• [What is needed] Without any of its pictures, the listing below should be output exactly.
---*---
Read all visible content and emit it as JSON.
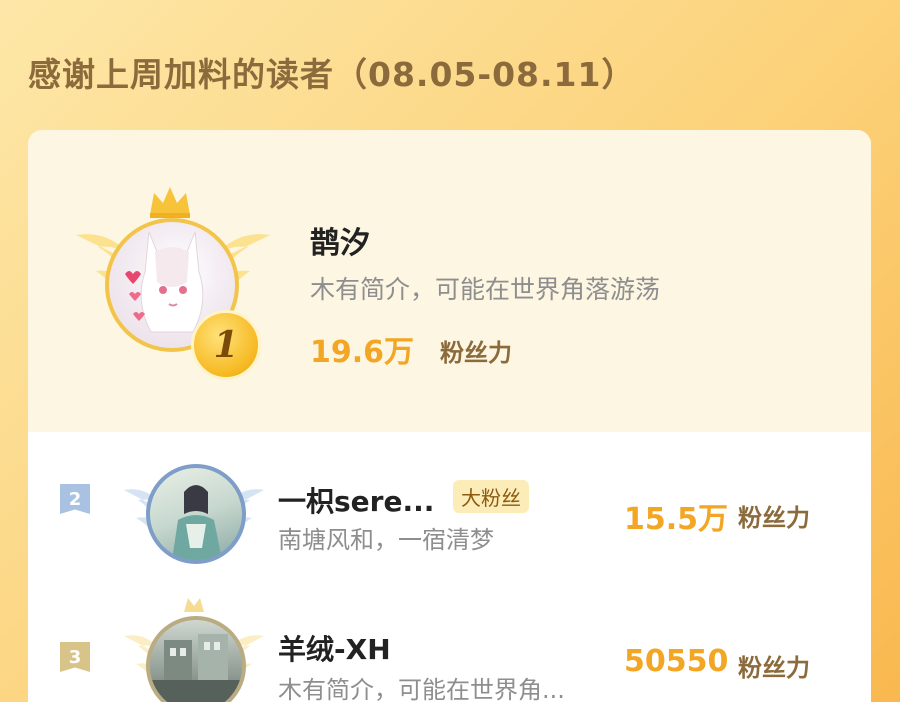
{
  "header": {
    "title": "感谢上周加料的读者（08.05-08.11）"
  },
  "colors": {
    "accent": "#f2a623",
    "label": "#8b6a3c",
    "gold": "#f3c44a",
    "silver": "#7e9ec7"
  },
  "top_reader": {
    "rank": "1",
    "name": "鹊汐",
    "bio": "木有简介，可能在世界角落游荡",
    "fans_value": "19.6万",
    "fans_label": "粉丝力",
    "icons": [
      "crown-icon",
      "wings-icon",
      "heart-icon"
    ]
  },
  "readers": [
    {
      "rank": "2",
      "name": "一枳sere...",
      "tag": "大粉丝",
      "bio": "南塘风和，一宿清梦",
      "fans_value": "15.5万",
      "fans_label": "粉丝力"
    },
    {
      "rank": "3",
      "name": "羊绒-XH",
      "tag": "",
      "bio": "木有简介，可能在世界角...",
      "fans_value": "50550",
      "fans_label": "粉丝力"
    }
  ]
}
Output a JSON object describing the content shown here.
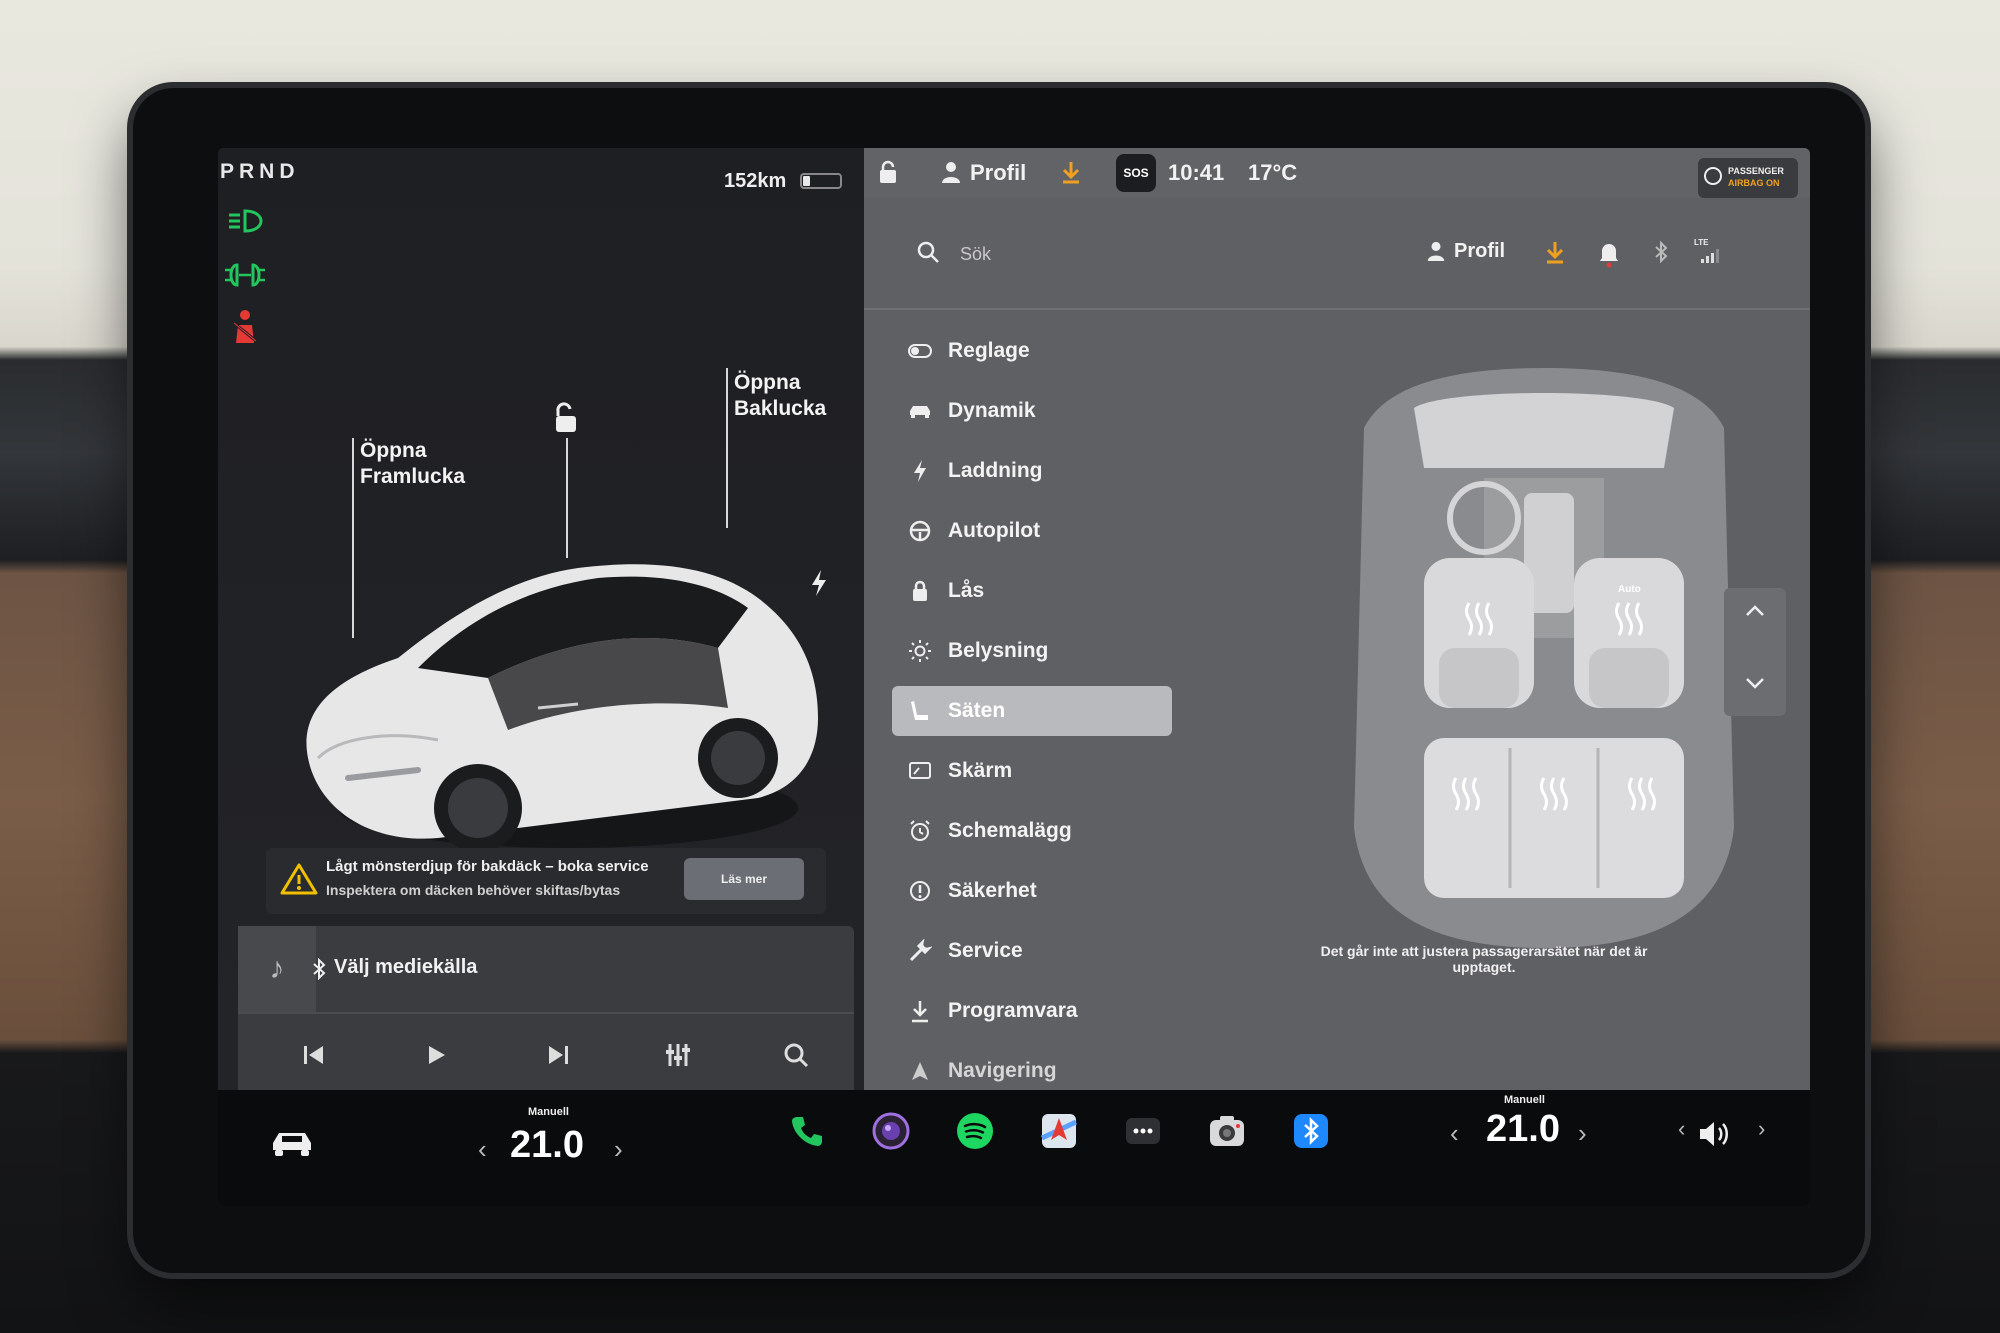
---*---
• [Exercise answer]
Read all visible content and emit it as JSON.
{
  "header": {
    "title": "感谢上周加料的读者（08.05-08.11）"
  },
  "colors": {
    "accent": "#f2a623",
    "label": "#8b6a3c",
    "gold": "#f3c44a",
    "silver": "#7e9ec7"
  },
  "top_reader": {
    "rank": "1",
    "name": "鹊汐",
    "bio": "木有简介，可能在世界角落游荡",
    "fans_value": "19.6万",
    "fans_label": "粉丝力",
    "icons": [
      "crown-icon",
      "wings-icon",
      "heart-icon"
    ]
  },
  "readers": [
    {
      "rank": "2",
      "name": "一枳sere...",
      "tag": "大粉丝",
      "bio": "南塘风和，一宿清梦",
      "fans_value": "15.5万",
      "fans_label": "粉丝力"
    },
    {
      "rank": "3",
      "name": "羊绒-XH",
      "tag": "",
      "bio": "木有简介，可能在世界角...",
      "fans_value": "50550",
      "fans_label": "粉丝力"
    }
  ]
}
Output a JSON object describing the content shown here.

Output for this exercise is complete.